■ **Dataset**
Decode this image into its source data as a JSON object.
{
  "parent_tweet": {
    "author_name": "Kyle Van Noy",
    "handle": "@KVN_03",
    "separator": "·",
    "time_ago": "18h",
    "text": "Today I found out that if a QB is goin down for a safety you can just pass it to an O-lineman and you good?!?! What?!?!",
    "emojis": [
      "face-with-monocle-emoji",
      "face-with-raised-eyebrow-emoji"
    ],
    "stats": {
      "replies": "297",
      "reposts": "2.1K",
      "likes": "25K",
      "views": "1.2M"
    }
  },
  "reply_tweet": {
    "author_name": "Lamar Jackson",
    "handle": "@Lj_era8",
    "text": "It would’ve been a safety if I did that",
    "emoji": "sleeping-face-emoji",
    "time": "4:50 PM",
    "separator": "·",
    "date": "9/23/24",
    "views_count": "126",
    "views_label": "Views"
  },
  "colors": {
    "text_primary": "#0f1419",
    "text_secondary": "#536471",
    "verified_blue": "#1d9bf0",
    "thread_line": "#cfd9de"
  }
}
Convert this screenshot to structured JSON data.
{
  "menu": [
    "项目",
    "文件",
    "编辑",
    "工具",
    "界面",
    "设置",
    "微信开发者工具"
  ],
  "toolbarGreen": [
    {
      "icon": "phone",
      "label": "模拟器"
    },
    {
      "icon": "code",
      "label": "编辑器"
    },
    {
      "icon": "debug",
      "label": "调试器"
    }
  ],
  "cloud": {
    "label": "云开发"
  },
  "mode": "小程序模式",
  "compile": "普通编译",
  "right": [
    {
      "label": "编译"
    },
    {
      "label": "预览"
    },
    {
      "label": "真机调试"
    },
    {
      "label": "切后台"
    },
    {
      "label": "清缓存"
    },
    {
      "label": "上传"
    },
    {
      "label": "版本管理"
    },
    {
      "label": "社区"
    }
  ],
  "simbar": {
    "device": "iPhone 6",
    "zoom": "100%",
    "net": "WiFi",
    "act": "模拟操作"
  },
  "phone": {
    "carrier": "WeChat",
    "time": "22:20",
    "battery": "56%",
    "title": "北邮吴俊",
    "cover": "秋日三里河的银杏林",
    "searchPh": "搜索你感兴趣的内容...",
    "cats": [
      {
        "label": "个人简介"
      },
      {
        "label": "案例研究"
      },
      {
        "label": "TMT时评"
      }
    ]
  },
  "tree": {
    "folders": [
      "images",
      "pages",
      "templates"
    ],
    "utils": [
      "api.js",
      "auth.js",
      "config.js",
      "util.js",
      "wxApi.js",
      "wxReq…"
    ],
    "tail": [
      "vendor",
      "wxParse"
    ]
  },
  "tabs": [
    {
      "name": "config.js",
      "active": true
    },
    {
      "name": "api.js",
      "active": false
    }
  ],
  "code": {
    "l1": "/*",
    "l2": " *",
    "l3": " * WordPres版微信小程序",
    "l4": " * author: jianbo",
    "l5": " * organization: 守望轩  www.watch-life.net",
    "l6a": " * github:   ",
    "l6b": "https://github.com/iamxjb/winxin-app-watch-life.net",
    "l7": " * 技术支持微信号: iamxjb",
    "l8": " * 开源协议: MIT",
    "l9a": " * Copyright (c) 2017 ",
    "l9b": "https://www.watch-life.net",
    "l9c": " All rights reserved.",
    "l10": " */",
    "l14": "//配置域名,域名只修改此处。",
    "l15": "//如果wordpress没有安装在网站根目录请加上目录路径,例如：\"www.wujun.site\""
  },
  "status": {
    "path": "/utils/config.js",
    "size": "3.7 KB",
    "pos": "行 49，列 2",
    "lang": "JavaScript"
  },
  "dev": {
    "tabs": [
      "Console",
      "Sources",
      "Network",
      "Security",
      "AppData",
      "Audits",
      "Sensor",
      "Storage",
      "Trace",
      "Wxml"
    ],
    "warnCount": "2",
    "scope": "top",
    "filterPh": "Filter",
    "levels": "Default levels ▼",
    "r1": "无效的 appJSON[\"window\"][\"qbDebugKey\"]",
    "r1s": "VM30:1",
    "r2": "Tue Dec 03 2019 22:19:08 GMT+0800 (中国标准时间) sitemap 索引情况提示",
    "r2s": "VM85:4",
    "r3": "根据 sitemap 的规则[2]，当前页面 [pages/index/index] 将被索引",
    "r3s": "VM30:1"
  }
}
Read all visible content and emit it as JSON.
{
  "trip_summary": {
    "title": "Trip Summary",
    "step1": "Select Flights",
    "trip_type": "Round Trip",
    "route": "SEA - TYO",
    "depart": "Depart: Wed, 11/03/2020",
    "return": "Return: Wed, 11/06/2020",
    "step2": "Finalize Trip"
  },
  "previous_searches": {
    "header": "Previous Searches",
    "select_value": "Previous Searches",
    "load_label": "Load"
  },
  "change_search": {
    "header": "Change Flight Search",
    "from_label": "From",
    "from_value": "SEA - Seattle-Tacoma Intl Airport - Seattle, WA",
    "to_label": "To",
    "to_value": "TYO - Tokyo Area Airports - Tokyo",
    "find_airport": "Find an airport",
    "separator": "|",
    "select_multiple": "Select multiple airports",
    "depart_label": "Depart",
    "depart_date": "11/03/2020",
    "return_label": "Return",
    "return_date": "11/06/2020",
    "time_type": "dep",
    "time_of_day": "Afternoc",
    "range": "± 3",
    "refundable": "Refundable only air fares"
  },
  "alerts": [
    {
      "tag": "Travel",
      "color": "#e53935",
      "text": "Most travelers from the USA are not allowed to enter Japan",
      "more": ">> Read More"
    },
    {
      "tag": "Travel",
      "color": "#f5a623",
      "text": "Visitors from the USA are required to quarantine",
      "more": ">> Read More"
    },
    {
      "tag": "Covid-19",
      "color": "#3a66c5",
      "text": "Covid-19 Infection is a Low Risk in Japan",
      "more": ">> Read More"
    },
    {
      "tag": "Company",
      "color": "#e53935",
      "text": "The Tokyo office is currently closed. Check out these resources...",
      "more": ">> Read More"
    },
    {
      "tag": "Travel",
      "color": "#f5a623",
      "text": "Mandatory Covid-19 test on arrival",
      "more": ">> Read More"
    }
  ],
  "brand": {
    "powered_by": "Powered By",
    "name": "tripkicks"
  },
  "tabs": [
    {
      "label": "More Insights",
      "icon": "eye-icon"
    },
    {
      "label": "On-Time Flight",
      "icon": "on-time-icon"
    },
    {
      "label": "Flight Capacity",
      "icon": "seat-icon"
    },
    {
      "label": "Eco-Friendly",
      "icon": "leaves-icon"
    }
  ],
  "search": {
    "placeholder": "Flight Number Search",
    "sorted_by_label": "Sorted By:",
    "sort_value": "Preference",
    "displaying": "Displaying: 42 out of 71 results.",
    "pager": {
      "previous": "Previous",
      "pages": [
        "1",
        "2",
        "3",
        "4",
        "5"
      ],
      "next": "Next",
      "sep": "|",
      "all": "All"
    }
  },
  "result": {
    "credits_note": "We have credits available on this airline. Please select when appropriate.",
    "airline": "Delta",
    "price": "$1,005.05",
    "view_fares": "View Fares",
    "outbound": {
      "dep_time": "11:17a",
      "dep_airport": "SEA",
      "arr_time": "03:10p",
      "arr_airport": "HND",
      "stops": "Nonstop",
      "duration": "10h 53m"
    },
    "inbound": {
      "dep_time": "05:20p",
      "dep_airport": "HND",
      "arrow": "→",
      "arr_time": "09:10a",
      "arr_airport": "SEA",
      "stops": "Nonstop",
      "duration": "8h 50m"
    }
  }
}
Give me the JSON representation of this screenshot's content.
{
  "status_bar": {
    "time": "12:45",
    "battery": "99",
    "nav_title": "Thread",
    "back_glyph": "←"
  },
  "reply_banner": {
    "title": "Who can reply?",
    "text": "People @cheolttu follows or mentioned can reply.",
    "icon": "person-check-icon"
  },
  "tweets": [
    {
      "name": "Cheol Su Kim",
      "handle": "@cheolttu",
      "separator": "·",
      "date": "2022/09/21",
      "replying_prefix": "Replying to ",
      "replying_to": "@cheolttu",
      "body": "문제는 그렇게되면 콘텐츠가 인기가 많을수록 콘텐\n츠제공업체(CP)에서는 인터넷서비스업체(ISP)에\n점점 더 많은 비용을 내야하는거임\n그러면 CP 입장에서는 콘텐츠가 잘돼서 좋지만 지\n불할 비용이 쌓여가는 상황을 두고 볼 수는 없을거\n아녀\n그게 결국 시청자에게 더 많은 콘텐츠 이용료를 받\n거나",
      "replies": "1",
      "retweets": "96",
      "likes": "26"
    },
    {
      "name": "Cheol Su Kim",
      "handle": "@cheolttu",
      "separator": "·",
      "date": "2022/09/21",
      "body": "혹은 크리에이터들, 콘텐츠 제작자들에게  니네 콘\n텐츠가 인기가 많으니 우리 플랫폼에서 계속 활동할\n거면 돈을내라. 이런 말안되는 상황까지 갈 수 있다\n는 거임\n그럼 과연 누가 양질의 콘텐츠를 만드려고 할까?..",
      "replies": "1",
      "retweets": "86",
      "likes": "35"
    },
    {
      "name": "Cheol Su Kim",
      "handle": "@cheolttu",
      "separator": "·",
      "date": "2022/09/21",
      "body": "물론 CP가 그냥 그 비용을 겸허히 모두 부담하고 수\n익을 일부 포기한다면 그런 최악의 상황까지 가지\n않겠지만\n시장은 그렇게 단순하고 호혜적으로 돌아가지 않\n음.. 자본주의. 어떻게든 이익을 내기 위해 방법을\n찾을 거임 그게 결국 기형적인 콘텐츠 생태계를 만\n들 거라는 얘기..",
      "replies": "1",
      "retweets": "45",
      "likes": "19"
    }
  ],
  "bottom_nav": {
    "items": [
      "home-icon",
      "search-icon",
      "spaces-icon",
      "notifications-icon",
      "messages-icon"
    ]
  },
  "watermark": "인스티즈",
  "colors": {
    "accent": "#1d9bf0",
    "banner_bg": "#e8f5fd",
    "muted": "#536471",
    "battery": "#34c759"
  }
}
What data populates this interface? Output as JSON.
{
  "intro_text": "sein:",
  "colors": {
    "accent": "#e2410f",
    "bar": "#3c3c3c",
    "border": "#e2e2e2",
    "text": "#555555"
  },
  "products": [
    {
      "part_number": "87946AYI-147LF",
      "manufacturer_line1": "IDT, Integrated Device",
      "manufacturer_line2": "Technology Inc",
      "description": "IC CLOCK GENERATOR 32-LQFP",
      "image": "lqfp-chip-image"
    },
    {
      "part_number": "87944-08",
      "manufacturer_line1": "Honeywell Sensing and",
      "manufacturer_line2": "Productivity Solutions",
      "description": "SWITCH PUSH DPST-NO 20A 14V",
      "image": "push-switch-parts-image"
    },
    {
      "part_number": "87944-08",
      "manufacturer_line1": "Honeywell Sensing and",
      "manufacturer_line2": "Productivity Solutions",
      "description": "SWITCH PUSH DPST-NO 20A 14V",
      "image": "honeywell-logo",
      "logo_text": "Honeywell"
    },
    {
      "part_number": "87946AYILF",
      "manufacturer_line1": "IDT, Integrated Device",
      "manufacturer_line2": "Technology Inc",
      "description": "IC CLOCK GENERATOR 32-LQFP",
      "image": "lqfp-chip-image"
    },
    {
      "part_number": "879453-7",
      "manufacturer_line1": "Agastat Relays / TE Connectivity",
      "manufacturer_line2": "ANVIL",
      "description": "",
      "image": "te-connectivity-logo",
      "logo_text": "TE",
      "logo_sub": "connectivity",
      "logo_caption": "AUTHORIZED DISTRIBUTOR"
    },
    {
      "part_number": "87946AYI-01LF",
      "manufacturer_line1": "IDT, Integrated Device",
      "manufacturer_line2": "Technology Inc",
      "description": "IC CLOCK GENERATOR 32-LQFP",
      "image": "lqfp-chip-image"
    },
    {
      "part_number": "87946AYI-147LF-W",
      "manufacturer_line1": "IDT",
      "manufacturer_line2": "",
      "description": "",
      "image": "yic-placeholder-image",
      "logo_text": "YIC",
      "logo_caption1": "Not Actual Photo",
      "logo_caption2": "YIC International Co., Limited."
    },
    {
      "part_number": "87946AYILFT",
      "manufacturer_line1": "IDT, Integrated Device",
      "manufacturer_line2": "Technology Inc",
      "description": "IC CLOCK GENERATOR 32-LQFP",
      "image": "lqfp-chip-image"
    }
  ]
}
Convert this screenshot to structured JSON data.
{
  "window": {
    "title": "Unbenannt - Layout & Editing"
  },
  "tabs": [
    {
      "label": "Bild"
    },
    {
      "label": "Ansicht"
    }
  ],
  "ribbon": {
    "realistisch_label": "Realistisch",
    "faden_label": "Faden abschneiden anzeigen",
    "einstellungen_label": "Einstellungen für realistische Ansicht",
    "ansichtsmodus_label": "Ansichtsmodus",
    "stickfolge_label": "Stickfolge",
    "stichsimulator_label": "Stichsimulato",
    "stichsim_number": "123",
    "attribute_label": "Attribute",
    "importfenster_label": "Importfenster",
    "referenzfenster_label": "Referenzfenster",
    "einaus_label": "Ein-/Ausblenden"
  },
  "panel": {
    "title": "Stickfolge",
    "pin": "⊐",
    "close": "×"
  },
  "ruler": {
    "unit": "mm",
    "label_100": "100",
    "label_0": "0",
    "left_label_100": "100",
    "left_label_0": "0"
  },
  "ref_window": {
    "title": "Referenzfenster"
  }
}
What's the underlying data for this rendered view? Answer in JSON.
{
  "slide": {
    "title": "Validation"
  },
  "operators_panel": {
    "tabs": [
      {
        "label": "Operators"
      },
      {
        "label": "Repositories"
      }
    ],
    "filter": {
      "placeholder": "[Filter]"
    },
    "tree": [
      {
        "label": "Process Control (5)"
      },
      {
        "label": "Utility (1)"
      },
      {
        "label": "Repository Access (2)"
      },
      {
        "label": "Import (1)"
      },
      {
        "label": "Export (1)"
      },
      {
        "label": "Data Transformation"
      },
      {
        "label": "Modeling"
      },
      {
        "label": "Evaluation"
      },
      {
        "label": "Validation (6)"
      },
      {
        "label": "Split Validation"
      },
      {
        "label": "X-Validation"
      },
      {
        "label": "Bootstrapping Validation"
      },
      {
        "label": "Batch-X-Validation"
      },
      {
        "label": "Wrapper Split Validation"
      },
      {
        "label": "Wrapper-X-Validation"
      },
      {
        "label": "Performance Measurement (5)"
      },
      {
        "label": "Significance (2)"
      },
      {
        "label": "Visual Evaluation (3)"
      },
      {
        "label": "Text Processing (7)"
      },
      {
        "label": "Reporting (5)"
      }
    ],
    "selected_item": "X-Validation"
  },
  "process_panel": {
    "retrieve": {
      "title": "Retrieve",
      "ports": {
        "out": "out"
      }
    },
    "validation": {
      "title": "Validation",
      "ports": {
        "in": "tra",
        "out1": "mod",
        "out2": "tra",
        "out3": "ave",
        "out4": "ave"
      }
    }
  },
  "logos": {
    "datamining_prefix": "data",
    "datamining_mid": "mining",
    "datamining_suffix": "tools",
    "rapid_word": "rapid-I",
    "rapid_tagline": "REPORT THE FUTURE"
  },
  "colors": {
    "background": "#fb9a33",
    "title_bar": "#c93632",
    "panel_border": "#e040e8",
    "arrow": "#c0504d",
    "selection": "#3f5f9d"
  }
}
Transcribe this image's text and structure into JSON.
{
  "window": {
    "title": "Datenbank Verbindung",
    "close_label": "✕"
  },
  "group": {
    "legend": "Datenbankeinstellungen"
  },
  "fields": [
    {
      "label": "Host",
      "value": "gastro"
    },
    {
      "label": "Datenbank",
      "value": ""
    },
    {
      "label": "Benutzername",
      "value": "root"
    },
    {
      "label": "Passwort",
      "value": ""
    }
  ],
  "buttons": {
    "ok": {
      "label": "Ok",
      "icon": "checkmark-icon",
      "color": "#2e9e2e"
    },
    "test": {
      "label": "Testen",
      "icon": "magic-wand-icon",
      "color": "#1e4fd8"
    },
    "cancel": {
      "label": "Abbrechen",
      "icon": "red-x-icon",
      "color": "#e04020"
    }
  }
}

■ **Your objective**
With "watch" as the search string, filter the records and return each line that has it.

■ **Exercise answer**
    "l5": " * organization: 守望轩  www.watch-life.net",
    "l6b": "https://github.com/iamxjb/winxin-app-watch-life.net",
    "l9b": "https://www.watch-life.net",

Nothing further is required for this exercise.